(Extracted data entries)
--------------------

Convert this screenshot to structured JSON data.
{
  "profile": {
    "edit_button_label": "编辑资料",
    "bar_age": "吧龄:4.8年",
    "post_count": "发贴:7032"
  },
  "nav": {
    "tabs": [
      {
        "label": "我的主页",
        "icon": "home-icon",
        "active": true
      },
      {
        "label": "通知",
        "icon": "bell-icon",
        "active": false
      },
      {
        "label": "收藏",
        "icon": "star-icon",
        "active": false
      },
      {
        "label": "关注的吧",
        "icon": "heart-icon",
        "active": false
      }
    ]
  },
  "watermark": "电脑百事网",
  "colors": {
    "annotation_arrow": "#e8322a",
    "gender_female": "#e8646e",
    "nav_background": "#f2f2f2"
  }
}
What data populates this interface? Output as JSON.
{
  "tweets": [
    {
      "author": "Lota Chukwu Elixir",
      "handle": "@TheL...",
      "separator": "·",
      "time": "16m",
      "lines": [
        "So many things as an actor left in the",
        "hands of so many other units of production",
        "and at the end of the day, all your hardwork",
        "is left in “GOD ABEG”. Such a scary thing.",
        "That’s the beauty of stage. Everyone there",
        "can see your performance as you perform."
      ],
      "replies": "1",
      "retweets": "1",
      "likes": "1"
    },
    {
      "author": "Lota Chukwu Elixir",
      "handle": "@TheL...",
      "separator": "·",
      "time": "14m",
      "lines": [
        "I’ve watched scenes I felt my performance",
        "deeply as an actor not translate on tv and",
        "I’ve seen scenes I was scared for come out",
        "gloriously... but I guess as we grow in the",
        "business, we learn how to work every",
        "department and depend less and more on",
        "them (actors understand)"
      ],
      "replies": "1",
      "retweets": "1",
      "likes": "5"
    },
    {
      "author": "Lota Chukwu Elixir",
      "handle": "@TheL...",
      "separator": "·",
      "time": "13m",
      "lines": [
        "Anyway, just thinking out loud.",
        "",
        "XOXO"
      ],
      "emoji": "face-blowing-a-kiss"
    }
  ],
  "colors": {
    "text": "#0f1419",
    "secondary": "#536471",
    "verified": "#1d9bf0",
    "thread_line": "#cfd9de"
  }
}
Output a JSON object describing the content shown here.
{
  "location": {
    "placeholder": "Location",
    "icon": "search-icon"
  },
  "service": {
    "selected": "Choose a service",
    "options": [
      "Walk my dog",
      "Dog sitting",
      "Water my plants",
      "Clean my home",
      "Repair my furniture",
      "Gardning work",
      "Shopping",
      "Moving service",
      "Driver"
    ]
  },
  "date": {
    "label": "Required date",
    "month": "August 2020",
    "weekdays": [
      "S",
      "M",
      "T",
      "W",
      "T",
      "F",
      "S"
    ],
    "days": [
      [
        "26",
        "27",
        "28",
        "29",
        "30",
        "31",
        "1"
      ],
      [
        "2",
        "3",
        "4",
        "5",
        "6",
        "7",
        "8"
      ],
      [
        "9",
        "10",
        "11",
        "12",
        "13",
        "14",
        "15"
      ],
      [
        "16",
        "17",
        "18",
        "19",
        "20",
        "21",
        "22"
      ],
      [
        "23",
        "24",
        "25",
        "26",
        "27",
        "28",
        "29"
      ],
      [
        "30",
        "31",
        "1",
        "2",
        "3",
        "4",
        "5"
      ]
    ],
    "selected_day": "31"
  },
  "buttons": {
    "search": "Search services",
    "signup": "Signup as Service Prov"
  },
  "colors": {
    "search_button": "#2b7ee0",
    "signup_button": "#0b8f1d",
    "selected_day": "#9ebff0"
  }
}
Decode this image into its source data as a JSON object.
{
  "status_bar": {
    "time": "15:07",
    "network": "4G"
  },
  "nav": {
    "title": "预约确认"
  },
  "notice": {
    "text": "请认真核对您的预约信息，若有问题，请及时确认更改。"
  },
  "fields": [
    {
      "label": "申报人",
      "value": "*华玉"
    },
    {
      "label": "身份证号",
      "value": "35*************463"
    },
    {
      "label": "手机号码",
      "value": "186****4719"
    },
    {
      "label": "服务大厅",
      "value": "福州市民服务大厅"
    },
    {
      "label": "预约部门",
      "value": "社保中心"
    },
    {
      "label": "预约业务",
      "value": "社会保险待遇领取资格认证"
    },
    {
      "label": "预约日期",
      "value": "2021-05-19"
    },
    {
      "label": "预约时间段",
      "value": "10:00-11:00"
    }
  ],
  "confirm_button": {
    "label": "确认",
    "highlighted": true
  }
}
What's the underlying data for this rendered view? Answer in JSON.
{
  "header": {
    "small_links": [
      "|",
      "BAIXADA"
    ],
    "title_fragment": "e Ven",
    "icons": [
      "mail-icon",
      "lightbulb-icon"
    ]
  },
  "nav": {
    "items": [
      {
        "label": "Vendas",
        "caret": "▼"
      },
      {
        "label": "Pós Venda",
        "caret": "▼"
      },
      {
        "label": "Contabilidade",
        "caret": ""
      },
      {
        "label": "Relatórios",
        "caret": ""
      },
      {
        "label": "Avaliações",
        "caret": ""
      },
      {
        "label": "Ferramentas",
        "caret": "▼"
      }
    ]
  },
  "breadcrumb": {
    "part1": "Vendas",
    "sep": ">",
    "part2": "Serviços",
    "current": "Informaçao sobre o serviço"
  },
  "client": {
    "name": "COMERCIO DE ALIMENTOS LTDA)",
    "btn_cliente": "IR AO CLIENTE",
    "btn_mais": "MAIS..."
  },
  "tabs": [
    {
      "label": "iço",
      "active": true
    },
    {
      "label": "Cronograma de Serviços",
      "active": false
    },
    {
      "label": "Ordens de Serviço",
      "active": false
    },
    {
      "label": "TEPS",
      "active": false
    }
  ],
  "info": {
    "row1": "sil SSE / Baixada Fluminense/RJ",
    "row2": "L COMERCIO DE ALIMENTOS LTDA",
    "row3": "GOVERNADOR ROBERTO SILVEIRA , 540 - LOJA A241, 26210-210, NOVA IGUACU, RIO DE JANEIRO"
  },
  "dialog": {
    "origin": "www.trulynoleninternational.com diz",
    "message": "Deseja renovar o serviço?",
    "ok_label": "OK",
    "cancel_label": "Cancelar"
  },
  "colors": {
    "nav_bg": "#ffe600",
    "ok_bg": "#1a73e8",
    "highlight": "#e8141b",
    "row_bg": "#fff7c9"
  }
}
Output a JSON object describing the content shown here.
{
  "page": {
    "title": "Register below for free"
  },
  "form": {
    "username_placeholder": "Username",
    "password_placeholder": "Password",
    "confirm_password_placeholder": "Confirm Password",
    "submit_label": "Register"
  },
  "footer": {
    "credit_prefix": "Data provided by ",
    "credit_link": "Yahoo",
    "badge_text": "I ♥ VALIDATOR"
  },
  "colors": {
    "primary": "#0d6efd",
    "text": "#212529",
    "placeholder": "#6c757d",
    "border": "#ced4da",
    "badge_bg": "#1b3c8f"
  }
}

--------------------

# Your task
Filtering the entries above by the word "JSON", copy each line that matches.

# Result
Convert this screenshot to structured JSON data.
What data populates this interface? Output as JSON.
Output a JSON object describing the content shown here.
Decode this image into its source data as a JSON object.
What's the underlying data for this rendered view? Answer in JSON.
Output a JSON object describing the content shown here.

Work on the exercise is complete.